The 'tediousnes of the waie' to Newington Butts has been much commented on. The old playhouse, dating back to 1576, was about a mile's walk from Bankside and so less conveniently placed for London playgoers taking the boat or London Bridge to Southwark. The fact that 'of longe tyme plaies haue not there bene vsed on working daies' is worth noting. The leaseholder of the Newington property by this time was Peter Hunningborne, not known as a theatre manager, so Henslowe must have paid for temporary use of the playhouse there, as he probably did later in the summer of 1594. Whether others paid for occasional use after 1587 when the Rose was opened on Bankside remains an open question.
Record title: Warrant from the Privy Council
Repository: Dulwich College
Shelfmark: MS I, box C
Repository location: Dulwich

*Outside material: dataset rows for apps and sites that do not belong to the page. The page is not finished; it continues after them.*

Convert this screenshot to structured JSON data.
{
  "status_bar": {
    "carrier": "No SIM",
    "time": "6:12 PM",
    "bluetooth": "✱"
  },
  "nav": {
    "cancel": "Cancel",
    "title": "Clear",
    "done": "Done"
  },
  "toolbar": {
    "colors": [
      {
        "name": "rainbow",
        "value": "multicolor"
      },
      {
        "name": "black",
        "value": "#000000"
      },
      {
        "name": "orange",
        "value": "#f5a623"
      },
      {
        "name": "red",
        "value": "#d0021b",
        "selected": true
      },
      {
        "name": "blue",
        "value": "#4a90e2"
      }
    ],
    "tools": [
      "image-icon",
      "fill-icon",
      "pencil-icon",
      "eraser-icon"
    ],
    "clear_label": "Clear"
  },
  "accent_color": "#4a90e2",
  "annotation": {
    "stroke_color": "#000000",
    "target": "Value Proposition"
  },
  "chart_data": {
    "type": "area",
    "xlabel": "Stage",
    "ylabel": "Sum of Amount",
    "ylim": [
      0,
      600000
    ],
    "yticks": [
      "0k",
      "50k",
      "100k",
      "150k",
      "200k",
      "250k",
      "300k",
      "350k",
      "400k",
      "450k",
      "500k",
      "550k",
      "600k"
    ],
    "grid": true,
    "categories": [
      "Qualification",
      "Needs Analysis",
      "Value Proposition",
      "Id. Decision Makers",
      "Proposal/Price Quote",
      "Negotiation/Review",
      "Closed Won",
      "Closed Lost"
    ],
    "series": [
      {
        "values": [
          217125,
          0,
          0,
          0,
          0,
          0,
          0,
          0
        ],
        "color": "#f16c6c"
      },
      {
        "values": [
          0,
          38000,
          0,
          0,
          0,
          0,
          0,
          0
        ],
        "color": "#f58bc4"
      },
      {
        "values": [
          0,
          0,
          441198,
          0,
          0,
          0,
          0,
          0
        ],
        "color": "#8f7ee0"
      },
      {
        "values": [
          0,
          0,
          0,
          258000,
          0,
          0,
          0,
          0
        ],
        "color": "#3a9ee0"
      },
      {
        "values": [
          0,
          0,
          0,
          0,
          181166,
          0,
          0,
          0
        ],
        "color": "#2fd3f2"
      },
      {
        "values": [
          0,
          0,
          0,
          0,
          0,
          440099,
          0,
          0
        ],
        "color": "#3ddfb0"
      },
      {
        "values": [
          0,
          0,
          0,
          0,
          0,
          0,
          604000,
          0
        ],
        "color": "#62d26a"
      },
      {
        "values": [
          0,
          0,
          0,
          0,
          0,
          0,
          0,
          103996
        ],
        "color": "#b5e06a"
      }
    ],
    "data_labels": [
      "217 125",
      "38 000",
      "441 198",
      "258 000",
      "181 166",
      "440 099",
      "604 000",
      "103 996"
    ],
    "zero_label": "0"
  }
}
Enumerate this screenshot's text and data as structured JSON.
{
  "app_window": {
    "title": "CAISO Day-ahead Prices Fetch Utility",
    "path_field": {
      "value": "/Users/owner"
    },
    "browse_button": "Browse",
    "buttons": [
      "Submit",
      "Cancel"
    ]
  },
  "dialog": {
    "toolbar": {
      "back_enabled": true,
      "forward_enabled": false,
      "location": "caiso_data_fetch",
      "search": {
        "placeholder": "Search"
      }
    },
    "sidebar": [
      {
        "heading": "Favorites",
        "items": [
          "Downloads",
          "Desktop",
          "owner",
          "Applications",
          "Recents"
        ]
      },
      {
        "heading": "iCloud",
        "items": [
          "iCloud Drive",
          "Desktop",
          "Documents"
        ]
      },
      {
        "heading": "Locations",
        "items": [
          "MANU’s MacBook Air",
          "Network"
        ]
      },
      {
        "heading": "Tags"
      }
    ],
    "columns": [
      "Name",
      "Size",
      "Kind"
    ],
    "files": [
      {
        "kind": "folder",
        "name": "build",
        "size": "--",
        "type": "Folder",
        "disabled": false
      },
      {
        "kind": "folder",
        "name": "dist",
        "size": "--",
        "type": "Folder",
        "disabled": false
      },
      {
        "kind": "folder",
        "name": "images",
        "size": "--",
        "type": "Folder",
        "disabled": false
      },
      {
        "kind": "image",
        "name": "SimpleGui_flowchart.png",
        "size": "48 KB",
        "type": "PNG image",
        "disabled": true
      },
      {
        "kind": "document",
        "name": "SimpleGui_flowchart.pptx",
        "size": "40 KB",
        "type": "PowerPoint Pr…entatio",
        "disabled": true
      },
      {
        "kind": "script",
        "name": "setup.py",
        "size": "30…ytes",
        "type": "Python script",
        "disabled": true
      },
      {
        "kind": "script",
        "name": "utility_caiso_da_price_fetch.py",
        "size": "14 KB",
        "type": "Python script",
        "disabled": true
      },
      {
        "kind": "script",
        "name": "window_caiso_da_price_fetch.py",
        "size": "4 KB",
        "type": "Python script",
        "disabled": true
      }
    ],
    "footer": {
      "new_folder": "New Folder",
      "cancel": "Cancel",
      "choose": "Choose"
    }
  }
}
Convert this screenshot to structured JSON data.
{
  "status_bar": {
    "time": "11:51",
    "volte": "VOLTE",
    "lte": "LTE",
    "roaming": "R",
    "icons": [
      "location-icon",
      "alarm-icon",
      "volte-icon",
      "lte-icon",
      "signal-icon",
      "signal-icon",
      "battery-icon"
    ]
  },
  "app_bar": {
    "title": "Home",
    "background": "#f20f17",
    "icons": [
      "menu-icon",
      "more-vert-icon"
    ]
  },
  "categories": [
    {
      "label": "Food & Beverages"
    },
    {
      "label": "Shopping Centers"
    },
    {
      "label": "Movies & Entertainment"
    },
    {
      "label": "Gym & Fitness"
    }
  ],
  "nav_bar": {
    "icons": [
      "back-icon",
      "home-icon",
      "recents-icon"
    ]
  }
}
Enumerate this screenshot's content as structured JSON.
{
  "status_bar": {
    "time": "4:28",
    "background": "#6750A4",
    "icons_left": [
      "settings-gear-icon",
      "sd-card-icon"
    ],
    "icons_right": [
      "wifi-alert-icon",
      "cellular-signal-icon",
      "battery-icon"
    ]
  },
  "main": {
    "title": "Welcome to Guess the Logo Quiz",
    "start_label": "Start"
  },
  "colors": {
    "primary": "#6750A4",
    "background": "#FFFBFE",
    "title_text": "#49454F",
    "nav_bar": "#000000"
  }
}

The undated warrant (of which this is a copy) is likely
connected to the undated petition by Strange's Men and to the undated petition by the Thames watermen, both of which are
also in Dulwich College. For many years, scholars considered the warrant
allowing Strange's Men to resume performances
at the Rose, together with the two
petitions, to have been associated with the restraint of performances
during the plague months of 1592 or 1593. However, in an as yet
unpublished paper 'Philip Henslowe and the Bankside Watermen: A Fresh
Look at Three Familiar Documents,' Alan H. Nelson has studied the
seventeen signatures on the watermen's petition, discovering from his
local parish register research that two of those signing were dead by
1591; see further 'History of the Playhouse'. Given the earliest of the two
death dates, in January 1590/1, the previous summer of 1590 becomes a
more plausible date for the restraint, the temporary relocation of
Strange's Men to Newington Butts, and the resumption of
playing at the Rose.
For an abstract of the document and details of its transcription history, see the related EMLoT event record.
c 1590; English; paper; bifolium; 220mm x 320mm; no original foliation; written on f  only, dirty, badly deteriorated and repaired; originally folded twice, no endorsement. Article 18 in Warner's Catalogue; foliated 27 in later pencil, formerly bound in MS I but now mounted separately on acid-free paper within modern board covers with other documents of similar size in fascicule 2, box C.